Contents

Context

Monoidal categories

monoidal categories

With braiding

With duals for objects

With duals for morphisms

With traces

Closed structure

Special sorts of products

Semisimplicity

Morphisms

Internal monoids

Examples

Theorems

In higher category theory

Limits and colimits

limits and colimits

Contents

Idea

Recall that for a monoidal monad (or equivalently commutative monad) on a monoidal category, both the Kleisli category and the Eilenberg-Moore category inherit a monoidal structure.

An affine monoidal monad, on a cartesian monoidal category, preserves the monoidal unit (the terminal object), and so it makes the Kleisli and Eilenberg-Moore categories semicartesian.

Definition

Let $(C,\times,1)$ be a cartesian monoidal category.

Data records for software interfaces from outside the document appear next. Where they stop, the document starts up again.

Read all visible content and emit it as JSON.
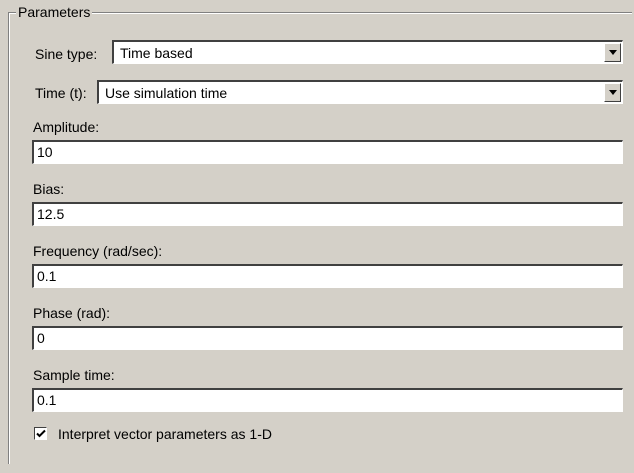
{
  "group": {
    "title": "Parameters"
  },
  "sine_type": {
    "label": "Sine type:",
    "value": "Time based"
  },
  "time": {
    "label": "Time (t):",
    "value": "Use simulation time"
  },
  "fields": [
    {
      "label": "Amplitude:",
      "value": "10"
    },
    {
      "label": "Bias:",
      "value": "12.5"
    },
    {
      "label": "Frequency (rad/sec):",
      "value": "0.1"
    },
    {
      "label": "Phase (rad):",
      "value": "0"
    },
    {
      "label": "Sample time:",
      "value": "0.1"
    }
  ],
  "interpret_vector": {
    "label": "Interpret vector parameters as 1-D",
    "checked": true
  },
  "icons": {
    "dropdown": "chevron-down-icon",
    "check": "checkmark-icon"
  }
}
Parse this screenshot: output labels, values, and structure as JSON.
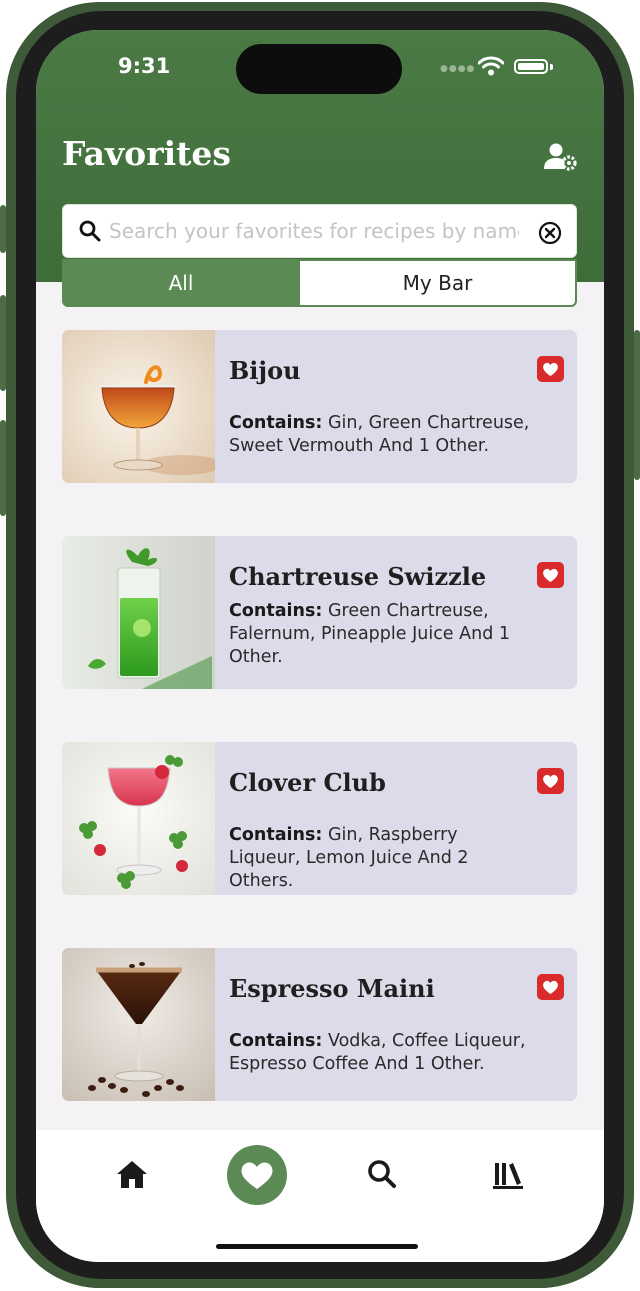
{
  "status_bar": {
    "time": "9:31"
  },
  "header": {
    "title": "Favorites",
    "search_placeholder": "Search your favorites for recipes by name",
    "search_value": ""
  },
  "tabs": [
    {
      "label": "All",
      "selected": true
    },
    {
      "label": "My Bar",
      "selected": false
    }
  ],
  "contains_label": "Contains:",
  "recipes": [
    {
      "name": "Bijou",
      "ingredients": "Gin, Green Chartreuse, Sweet Vermouth And 1 Other.",
      "favorited": true,
      "image": "amber-coupe-cocktail-with-orange-twist"
    },
    {
      "name": "Chartreuse Swizzle",
      "ingredients": "Green Chartreuse, Falernum, Pineapple Juice And 1 Other.",
      "favorited": true,
      "image": "green-highball-cocktail-with-mint"
    },
    {
      "name": "Clover Club",
      "ingredients": "Gin, Raspberry Liqueur, Lemon Juice And 2 Others.",
      "favorited": true,
      "image": "pink-coupe-cocktail-with-clover-and-raspberries"
    },
    {
      "name": "Espresso Maini",
      "ingredients": "Vodka, Coffee Liqueur, Espresso Coffee And 1 Other.",
      "favorited": true,
      "image": "espresso-martini-with-coffee-beans"
    }
  ],
  "bottom_nav": [
    {
      "icon": "home-icon",
      "active": false
    },
    {
      "icon": "heart-icon",
      "active": true
    },
    {
      "icon": "search-icon",
      "active": false
    },
    {
      "icon": "library-icon",
      "active": false
    }
  ],
  "colors": {
    "header_green": "#4b7a45",
    "tab_green": "#5b8a55",
    "card_lavender": "#dcdbea",
    "favorite_red": "#d92b2b",
    "background": "#f4f2f4"
  }
}
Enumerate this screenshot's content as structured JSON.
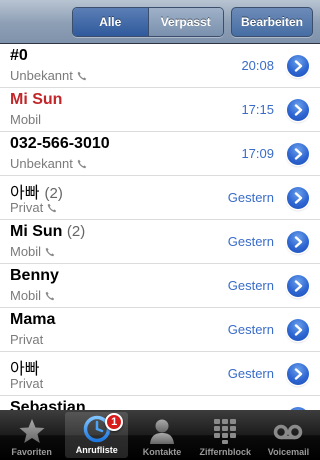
{
  "navbar": {
    "segments": [
      {
        "label": "Alle",
        "selected": true
      },
      {
        "label": "Verpasst",
        "selected": false
      }
    ],
    "edit_label": "Bearbeiten"
  },
  "calls": [
    {
      "name": "#0",
      "count": "",
      "type": "Unbekannt",
      "has_phone_icon": true,
      "time": "20:08",
      "missed": false,
      "script": "latin"
    },
    {
      "name": "Mi Sun",
      "count": "",
      "type": "Mobil",
      "has_phone_icon": false,
      "time": "17:15",
      "missed": true,
      "script": "latin"
    },
    {
      "name": "032-566-3010",
      "count": "",
      "type": "Unbekannt",
      "has_phone_icon": true,
      "time": "17:09",
      "missed": false,
      "script": "latin"
    },
    {
      "name": "아빠",
      "count": "(2)",
      "type": "Privat",
      "has_phone_icon": true,
      "time": "Gestern",
      "missed": false,
      "script": "korean"
    },
    {
      "name": "Mi Sun",
      "count": "(2)",
      "type": "Mobil",
      "has_phone_icon": true,
      "time": "Gestern",
      "missed": false,
      "script": "latin"
    },
    {
      "name": "Benny",
      "count": "",
      "type": "Mobil",
      "has_phone_icon": true,
      "time": "Gestern",
      "missed": false,
      "script": "latin"
    },
    {
      "name": "Mama",
      "count": "",
      "type": "Privat",
      "has_phone_icon": false,
      "time": "Gestern",
      "missed": false,
      "script": "latin"
    },
    {
      "name": "아빠",
      "count": "",
      "type": "Privat",
      "has_phone_icon": false,
      "time": "Gestern",
      "missed": false,
      "script": "korean"
    },
    {
      "name": "Sebastian",
      "count": "",
      "type": "",
      "has_phone_icon": false,
      "time": "",
      "missed": false,
      "script": "latin"
    }
  ],
  "tabbar": {
    "tabs": [
      {
        "label": "Favoriten",
        "icon": "star-icon",
        "active": false
      },
      {
        "label": "Anrufliste",
        "icon": "clock-icon",
        "active": true
      },
      {
        "label": "Kontakte",
        "icon": "person-icon",
        "active": false
      },
      {
        "label": "Ziffernblock",
        "icon": "keypad-icon",
        "active": false
      },
      {
        "label": "Voicemail",
        "icon": "voicemail-icon",
        "active": false
      }
    ],
    "badge": "1"
  },
  "colors": {
    "missed": "#c0262a",
    "time": "#3a6cc9",
    "navbar": "#8d9fb5",
    "detail_button": "#2e66d2"
  }
}
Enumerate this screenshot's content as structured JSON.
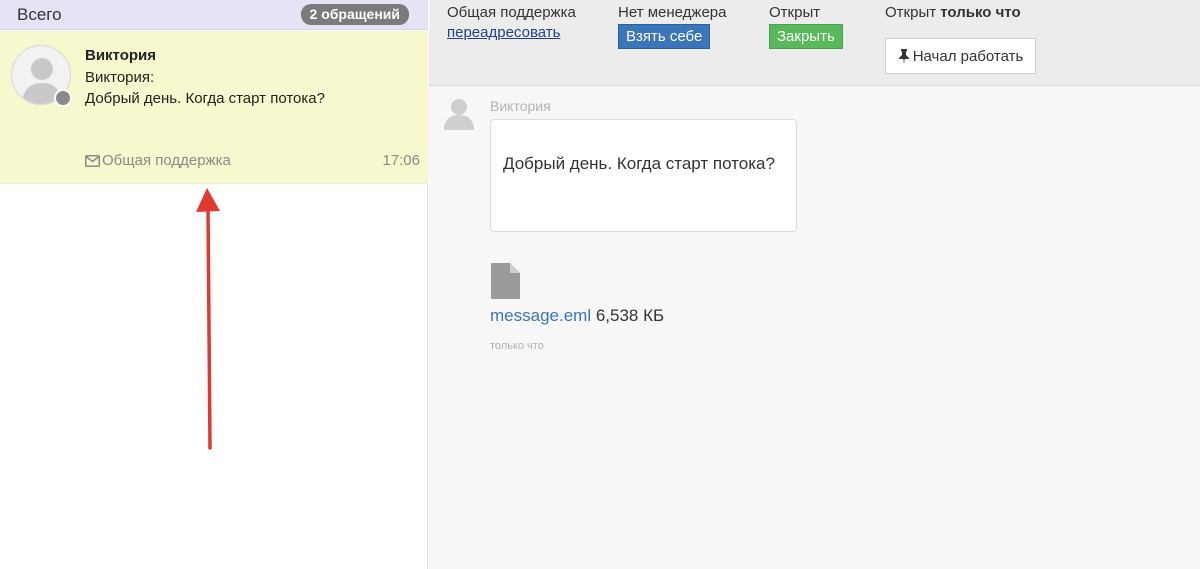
{
  "list": {
    "header_title": "Всего",
    "count_badge": "2 обращений"
  },
  "ticket": {
    "name": "Виктория",
    "line1": "Виктория:",
    "line2": "Добрый день. Когда старт потока?",
    "queue": "Общая поддержка",
    "time": "17:06"
  },
  "topbar": {
    "queue_label": "Общая поддержка",
    "redirect_link": "переадресовать",
    "manager_label": "Нет менеджера",
    "take_button": "Взять себе",
    "state_label": "Открыт",
    "close_button": "Закрыть",
    "status_prefix": "Открыт",
    "status_time": "только что",
    "start_button": "Начал работать"
  },
  "conversation": {
    "author": "Виктория",
    "message": "Добрый день. Когда старт потока?",
    "file_name": "message.eml",
    "file_size": "6,538 КБ",
    "sent_time": "только что"
  },
  "icons": {
    "avatar": "user-silhouette-icon",
    "envelope": "envelope-icon",
    "pin": "thumbtack-icon",
    "file": "file-icon"
  },
  "colors": {
    "selected_ticket_bg": "#f8f8cf",
    "header_bg": "#e4e4f6",
    "take_button": "#3a76b9",
    "close_button": "#58b95a",
    "annotation_arrow": "#e03a30"
  }
}
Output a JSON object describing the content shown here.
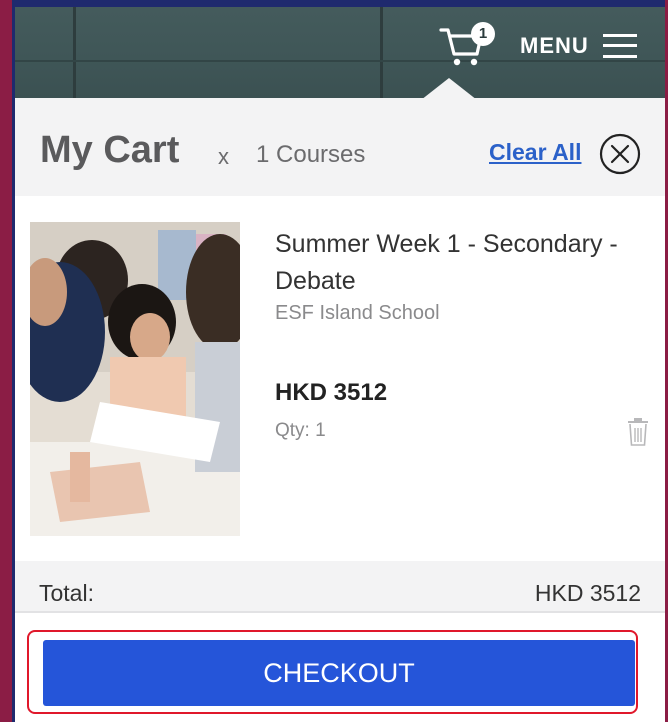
{
  "header": {
    "cart_badge_count": "1",
    "menu_label": "MENU"
  },
  "cart": {
    "title": "My Cart",
    "multiplier": "x",
    "count_label": "1 Courses",
    "clear_all_label": "Clear All",
    "items": [
      {
        "name": "Summer Week 1 - Secondary - Debate",
        "school": "ESF Island School",
        "price": "HKD 3512",
        "qty": "Qty: 1"
      }
    ],
    "total_label": "Total:",
    "total_value": "HKD 3512",
    "checkout_label": "CHECKOUT"
  },
  "colors": {
    "accent_blue": "#2555d9",
    "link_blue": "#2b61c9",
    "highlight_red": "#e0182b",
    "header_teal": "#455c5d",
    "frame_maroon": "#8b1d45",
    "frame_navy": "#1f2a6e"
  },
  "icons": {
    "cart": "cart-icon",
    "menu": "hamburger-icon",
    "close": "circle-x-icon",
    "delete": "trash-icon"
  }
}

A commutative monad $(T,\mu,\eta)$ with monoidal structure map $\nabla$ is called affine if any of the following equivalent conditions hold:

1. The unit map $\eta_1:1\to T1$ is an isomorphism;
2. The following diagram commutes for all objects $A$ and $B$,

where $\pi_1:A\times B\to A$ and $\pi_2:A\times B\to B$ are the product projection maps.

(Note: This should be generalizable to monads on cartesian multicategories.)

A strong monad on a cartesian monoidal category is called strongly affine (Jacobs’16) if and only if for all objects $A$ and $B$, the following diagram is a pullback, where $\sigma$ denotes the strength of the monad, and $\pi_1$ the product projection.

A commutative monad on a cartesian monoidal category is called weakly affine (FGPT’23) if and only if any of the following equivalent conditions hold:

1. The internal monoid $T1$ (with its canonical monoid structure) is a group;
2. For all objects $A$, $B$ and $C$, the associativity diagram is a pullback.

Every (commutative) strongly affine monad is affine, and every affine monad is weakly affine.

Similarly: